Saturday July 25, 2020.  Feast of Saint James the Apostle 

The apostle James, the Evangelist, was a fisherman.  The gospels tell us that James and John left their father and followed Jesus as soon as he called them.  The brothers must have shared an impetuous temperament since Jesus refers to them as “Sons of Thunder.”  Along with Peter, the brothers were particularly close to the Lord, being present at the rising of Jairus’ daughter, the Transfiguration, and in the garden of Gethsemane.
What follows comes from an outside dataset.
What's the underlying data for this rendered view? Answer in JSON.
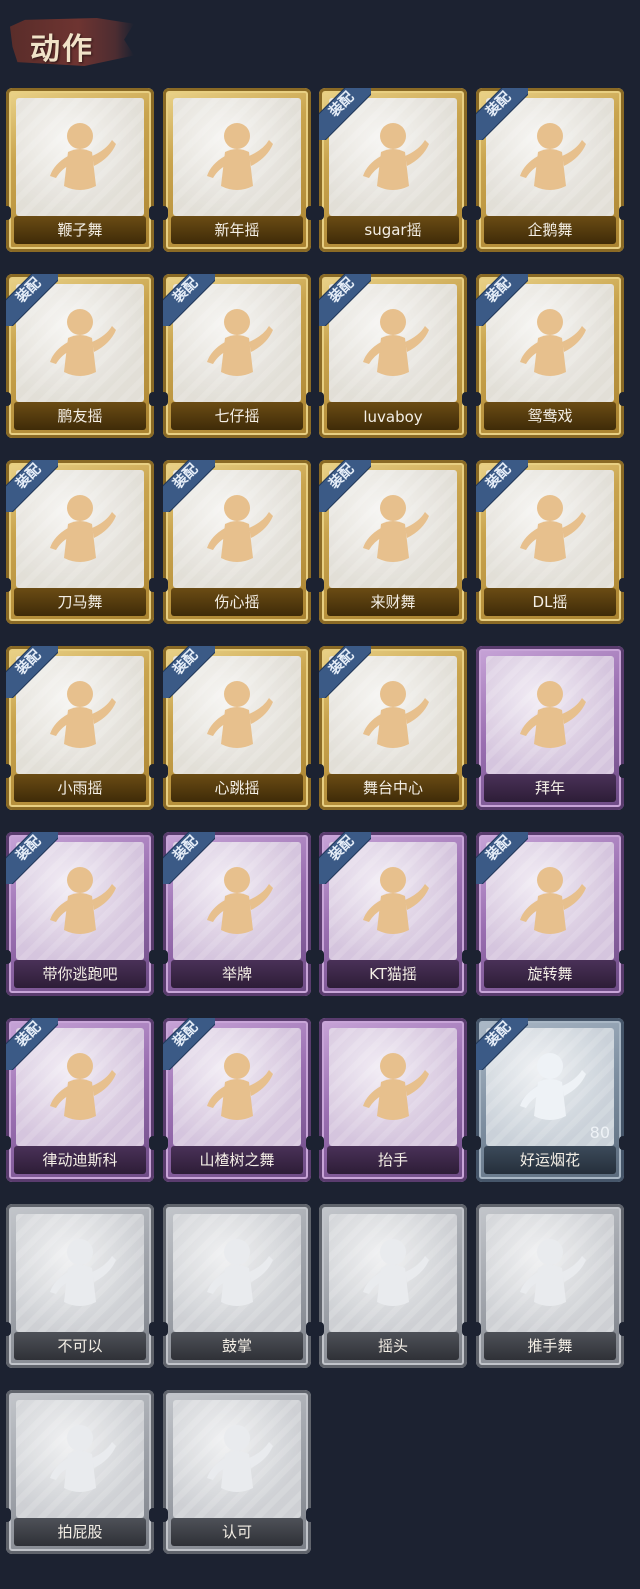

Although there is no account of his activities for some years after the Resurrection,  Acts states that James was beheaded by order of Herod Agrippa making him the first of the Apostles to be martyred.  He is known as James ‘the Greater,’ to distinguish him from the other apostle of the same name.  He is a patron saint of Spain and of pilgrims.  In north western Spain he is venerated at Santiago (Saint James’) de Compostela, a famous mediaeval pilgrimage destination. 

James and John were two of the three apostles who were closest to Jesus. Yet they too seem to have misunderstood his message, and asked to be given the highest posts in the future kingdom.  By being willing to go to his death for the sake of his message, Jesus could offer up to the Father in heaven the most perfect of lives – on behalf of all of humanity even though, on the eve of his death, he knew that his sufferings were going to be a bitter ‘cup’. The giving of his life, then, was the offering of himself as a ‘ransom’ – that lowliest of services, that self-abasement which reminds one of slavery.

On this level of service, was built his kingdom : one could distinguish oneself in such a kingdom only by the depth of generosity of one’s service. Quite possibly he means that it’s on this criterion, that the Father assigns places of honour.

So then, the mother of James and John was ‘sorely mistaken’ in what she supposed would lead to ‘promotion’ in Jesus’ kingdom.

And he uses the incident as a lesson for his disciples. ‘Greatness’ among his followers is not to be measured by one’s power to ‘lord it’ over others – rather, the opposite : it is those most willing to put themselves at the service of others, who take the prize.

Jesus says that he did not come to be served but to serve. He wants me to use my talents to serve others. How available am I?  The Ignatian motto is ‘to love and serve in all things’. We are here to serve others – not to bask in comfort and power. The more good things come our way, the more we should serve the needy sisters and brothers of Jesus. Lord, give me a generous heart.    

God Bless.  Have a wonderful day.